[SUPPLIED RECORDS Boundary: Start]

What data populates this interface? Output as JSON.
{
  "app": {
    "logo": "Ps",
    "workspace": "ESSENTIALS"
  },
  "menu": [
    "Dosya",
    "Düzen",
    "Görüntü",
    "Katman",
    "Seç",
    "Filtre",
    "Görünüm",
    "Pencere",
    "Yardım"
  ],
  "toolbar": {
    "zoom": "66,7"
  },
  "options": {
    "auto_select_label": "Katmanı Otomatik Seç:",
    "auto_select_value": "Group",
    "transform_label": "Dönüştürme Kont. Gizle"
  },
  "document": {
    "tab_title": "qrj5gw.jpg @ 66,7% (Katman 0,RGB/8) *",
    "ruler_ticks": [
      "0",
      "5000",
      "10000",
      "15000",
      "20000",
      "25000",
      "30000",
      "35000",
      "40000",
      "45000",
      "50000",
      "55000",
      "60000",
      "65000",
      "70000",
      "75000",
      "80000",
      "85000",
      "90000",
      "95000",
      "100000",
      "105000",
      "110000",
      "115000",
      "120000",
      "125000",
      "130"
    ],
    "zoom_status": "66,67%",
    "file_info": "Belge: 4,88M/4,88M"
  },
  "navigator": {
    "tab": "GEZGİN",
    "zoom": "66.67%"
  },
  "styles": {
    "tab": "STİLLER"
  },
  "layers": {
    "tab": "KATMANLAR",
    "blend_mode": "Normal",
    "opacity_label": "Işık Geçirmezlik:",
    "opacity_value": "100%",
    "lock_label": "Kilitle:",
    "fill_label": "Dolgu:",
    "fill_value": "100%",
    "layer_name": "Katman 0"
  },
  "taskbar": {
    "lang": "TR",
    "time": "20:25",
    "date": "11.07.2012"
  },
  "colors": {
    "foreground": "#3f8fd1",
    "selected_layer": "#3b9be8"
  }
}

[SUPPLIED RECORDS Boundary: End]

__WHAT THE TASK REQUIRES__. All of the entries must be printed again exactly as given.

__EXERCISE RESULT__.
What data populates this interface? Output as JSON.
{
  "app": {
    "logo": "Ps",
    "workspace": "ESSENTIALS"
  },
  "menu": [
    "Dosya",
    "Düzen",
    "Görüntü",
    "Katman",
    "Seç",
    "Filtre",
    "Görünüm",
    "Pencere",
    "Yardım"
  ],
  "toolbar": {
    "zoom": "66,7"
  },
  "options": {
    "auto_select_label": "Katmanı Otomatik Seç:",
    "auto_select_value": "Group",
    "transform_label": "Dönüştürme Kont. Gizle"
  },
  "document": {
    "tab_title": "qrj5gw.jpg @ 66,7% (Katman 0,RGB/8) *",
    "ruler_ticks": [
      "0",
      "5000",
      "10000",
      "15000",
      "20000",
      "25000",
      "30000",
      "35000",
      "40000",
      "45000",
      "50000",
      "55000",
      "60000",
      "65000",
      "70000",
      "75000",
      "80000",
      "85000",
      "90000",
      "95000",
      "100000",
      "105000",
      "110000",
      "115000",
      "120000",
      "125000",
      "130"
    ],
    "zoom_status": "66,67%",
    "file_info": "Belge: 4,88M/4,88M"
  },
  "navigator": {
    "tab": "GEZGİN",
    "zoom": "66.67%"
  },
  "styles": {
    "tab": "STİLLER"
  },
  "layers": {
    "tab": "KATMANLAR",
    "blend_mode": "Normal",
    "opacity_label": "Işık Geçirmezlik:",
    "opacity_value": "100%",
    "lock_label": "Kilitle:",
    "fill_label": "Dolgu:",
    "fill_value": "100%",
    "layer_name": "Katman 0"
  },
  "taskbar": {
    "lang": "TR",
    "time": "20:25",
    "date": "11.07.2012"
  },
  "colors": {
    "foreground": "#3f8fd1",
    "selected_layer": "#3b9be8"
  }
}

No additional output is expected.